After a summer of mass shootings, it seems as though the national debate on how to fix what is broken comes down to two major options: restrict the availability of guns or define a group of individuals who should have restricted access to guns. This latter group almost always involves defining persons with mental illness as dangerous individuals. I’m not about to wade into the gun debate, but I am ready to actively debate anyone about the low degree of violence perpetrated by people recovering from mental illness.
Some individuals with mental illnesses actually are prone to violence, but most who experience these tendencies do well with proper treatment. People who have a mental illness are less likely than the general population to commit violent crimes. In fact, people with mental illnesses are much more likely to be the victims of crime than the perpetrators of it. This may be because they appear to be vulnerable, because their economic realities mean they live in unsafe neighborhoods, or just because they are in the wrong place at the wrong time. To hear that people are a heightened danger to others just because they are dealing with a mental health condition is uninformed and wrong.
I don’t know the answer as to how to stop mass shootings. But I do know the answer to how to see people with mental illness as being regular law-abiding people. LOOK AROUND YOU. How many people do you know who are getting counseling or who take an anti-depressant medication? How many children do you know have ADHD? How many returning veterans have you met with PTSD? How many new moms (and dads) have postpartum depression? Yes, people with some form of mental illness are all around you. They should not be vilified because they are experiencing a medical condition. Whether or not they should have access to guns is beyond my pay grade, but helping people understand the challenges and accomplishments of people recovering from mental illness is right up my alley.
People with mental illness are not pariahs. They are our friends, neighbors, coworkers, children, relatives, etc. And the statistics say that in your lifetime you are likely to also be one of them.
Let’s not stigmatize people who are recovering from mental illness as being dangerous, violent individuals.
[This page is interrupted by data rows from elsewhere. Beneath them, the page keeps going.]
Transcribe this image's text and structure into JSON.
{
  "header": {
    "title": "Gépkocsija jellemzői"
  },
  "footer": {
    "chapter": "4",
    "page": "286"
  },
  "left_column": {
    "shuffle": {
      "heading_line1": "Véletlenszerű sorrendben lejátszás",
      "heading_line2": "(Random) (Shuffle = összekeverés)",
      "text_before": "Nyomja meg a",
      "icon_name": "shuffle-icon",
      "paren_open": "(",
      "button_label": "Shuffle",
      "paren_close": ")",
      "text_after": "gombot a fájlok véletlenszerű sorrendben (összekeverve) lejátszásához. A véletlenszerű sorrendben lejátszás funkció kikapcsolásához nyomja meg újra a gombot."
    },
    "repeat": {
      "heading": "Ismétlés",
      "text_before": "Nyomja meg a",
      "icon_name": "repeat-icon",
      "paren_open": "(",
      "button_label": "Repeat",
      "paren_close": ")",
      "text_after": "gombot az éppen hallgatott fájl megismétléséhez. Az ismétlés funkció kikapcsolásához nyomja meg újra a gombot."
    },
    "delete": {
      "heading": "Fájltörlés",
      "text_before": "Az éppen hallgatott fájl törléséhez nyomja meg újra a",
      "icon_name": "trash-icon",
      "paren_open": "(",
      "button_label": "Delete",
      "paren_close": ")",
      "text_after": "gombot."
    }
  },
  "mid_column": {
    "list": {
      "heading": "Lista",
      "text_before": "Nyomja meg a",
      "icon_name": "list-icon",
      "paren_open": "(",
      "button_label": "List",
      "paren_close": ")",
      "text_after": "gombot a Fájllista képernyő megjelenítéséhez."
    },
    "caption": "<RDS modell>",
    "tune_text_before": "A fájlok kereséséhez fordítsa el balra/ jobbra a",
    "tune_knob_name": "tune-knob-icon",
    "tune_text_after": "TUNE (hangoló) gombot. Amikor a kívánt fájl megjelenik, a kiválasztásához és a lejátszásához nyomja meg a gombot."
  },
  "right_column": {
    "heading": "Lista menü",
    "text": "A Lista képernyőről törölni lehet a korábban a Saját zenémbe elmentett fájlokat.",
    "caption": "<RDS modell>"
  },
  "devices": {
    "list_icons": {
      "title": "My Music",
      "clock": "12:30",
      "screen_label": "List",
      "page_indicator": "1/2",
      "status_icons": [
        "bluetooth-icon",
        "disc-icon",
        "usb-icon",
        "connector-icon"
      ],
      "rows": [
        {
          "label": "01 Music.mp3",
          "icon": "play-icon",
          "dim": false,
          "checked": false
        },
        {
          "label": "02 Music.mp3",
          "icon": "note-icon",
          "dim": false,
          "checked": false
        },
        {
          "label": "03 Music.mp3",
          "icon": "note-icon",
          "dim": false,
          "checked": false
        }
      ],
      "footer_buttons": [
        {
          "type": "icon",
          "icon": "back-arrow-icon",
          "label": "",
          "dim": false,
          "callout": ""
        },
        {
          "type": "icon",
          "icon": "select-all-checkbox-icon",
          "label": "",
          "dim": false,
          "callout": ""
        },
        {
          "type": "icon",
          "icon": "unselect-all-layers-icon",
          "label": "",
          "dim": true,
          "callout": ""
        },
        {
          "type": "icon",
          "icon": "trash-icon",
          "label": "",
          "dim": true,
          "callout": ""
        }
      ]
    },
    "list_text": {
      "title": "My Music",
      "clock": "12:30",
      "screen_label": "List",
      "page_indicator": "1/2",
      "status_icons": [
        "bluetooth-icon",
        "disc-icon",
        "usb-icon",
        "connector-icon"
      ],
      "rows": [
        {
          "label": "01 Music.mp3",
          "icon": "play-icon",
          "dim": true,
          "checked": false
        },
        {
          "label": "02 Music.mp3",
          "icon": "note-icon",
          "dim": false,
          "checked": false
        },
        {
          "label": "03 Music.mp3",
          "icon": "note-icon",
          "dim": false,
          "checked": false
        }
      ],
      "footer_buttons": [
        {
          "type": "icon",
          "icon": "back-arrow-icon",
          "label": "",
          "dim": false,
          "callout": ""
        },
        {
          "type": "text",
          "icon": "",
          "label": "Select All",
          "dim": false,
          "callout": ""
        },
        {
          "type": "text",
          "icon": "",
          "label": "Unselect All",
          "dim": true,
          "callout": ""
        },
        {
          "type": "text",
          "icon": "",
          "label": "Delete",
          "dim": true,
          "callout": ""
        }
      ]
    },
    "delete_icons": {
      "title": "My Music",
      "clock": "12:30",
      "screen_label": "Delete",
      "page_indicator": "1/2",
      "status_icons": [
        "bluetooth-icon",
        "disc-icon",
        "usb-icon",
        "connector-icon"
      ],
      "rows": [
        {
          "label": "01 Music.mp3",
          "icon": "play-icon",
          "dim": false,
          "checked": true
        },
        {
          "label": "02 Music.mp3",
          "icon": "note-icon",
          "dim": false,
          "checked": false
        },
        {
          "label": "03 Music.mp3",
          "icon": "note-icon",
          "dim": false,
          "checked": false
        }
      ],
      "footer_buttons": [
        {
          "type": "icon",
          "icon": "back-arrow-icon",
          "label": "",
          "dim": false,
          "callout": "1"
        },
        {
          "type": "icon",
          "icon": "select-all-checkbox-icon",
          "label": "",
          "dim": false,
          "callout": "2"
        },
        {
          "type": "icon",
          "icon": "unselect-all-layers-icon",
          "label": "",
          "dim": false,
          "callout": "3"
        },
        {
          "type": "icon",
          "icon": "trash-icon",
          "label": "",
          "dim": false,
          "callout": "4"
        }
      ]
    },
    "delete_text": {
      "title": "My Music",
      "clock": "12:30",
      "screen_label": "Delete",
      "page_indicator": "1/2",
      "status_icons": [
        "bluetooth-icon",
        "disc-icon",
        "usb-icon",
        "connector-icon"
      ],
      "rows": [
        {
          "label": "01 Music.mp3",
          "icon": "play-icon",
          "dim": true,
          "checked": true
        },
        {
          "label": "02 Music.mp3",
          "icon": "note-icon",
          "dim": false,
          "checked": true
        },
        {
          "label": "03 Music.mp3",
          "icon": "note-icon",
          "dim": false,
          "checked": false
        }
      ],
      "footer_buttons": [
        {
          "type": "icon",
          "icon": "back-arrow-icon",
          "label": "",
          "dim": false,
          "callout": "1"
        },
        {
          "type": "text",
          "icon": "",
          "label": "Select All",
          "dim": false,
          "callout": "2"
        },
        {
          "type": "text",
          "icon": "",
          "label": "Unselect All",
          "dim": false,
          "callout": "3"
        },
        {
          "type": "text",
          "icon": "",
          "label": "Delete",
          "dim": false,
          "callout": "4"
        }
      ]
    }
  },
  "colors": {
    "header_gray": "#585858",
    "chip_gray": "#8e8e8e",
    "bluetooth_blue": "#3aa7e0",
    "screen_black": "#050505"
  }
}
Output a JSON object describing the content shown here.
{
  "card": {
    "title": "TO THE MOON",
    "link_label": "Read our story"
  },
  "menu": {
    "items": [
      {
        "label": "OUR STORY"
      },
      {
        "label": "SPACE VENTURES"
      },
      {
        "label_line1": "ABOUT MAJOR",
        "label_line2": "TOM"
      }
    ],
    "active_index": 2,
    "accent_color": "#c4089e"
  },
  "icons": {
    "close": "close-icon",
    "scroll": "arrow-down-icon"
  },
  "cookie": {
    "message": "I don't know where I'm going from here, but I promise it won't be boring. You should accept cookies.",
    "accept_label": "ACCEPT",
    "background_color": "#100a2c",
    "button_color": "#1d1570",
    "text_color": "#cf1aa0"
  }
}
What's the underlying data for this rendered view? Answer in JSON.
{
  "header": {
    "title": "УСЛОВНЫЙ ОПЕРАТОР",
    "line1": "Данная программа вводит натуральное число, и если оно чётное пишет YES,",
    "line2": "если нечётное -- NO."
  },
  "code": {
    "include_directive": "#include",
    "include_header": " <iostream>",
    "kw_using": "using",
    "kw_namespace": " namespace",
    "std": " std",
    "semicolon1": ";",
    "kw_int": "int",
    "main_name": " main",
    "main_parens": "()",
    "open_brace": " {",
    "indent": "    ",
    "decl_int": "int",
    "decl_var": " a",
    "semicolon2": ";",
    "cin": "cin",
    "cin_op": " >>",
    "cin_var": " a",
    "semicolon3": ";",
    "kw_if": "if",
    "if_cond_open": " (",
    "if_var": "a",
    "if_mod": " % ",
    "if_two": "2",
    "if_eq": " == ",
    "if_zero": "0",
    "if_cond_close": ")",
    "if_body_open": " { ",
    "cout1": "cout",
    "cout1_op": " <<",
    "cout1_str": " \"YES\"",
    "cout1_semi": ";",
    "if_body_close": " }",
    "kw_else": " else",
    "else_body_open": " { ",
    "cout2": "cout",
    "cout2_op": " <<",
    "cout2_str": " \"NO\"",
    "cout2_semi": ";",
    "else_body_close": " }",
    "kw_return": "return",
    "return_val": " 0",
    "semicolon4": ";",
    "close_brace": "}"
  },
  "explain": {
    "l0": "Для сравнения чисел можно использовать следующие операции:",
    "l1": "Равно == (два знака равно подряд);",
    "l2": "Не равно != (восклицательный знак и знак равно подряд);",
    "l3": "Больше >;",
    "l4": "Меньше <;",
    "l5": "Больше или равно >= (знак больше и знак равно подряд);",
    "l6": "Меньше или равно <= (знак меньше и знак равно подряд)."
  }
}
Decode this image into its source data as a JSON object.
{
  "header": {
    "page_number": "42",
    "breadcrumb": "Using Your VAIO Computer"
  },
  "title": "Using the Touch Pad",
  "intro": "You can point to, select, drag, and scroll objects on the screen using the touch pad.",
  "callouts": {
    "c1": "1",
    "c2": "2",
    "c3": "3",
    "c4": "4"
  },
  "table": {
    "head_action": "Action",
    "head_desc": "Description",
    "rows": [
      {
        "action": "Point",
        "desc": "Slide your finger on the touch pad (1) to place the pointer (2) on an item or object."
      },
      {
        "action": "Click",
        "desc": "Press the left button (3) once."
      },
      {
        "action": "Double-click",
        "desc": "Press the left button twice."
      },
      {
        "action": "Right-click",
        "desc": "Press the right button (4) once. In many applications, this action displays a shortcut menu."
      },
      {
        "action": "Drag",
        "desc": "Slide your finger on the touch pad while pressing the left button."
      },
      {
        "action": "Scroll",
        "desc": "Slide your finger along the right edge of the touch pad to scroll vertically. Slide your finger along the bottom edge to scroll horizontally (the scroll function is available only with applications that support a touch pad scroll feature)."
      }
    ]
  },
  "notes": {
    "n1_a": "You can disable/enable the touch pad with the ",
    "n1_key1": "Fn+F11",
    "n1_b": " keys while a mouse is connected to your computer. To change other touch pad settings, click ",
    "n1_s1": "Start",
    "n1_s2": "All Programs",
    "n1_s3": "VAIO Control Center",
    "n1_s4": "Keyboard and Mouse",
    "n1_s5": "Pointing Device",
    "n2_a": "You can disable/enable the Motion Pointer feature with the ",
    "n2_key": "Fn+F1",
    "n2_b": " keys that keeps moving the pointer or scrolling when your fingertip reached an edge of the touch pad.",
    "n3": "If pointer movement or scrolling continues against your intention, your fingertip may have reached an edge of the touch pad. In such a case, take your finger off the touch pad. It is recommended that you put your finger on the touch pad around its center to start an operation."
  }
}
Instead, let’s acknowledge their challenges, gifts, and victories—that is what we do at McClendon Center. Join our community of friends and supporters and help us continue to spread the message that people can—and do—recover from mental illness.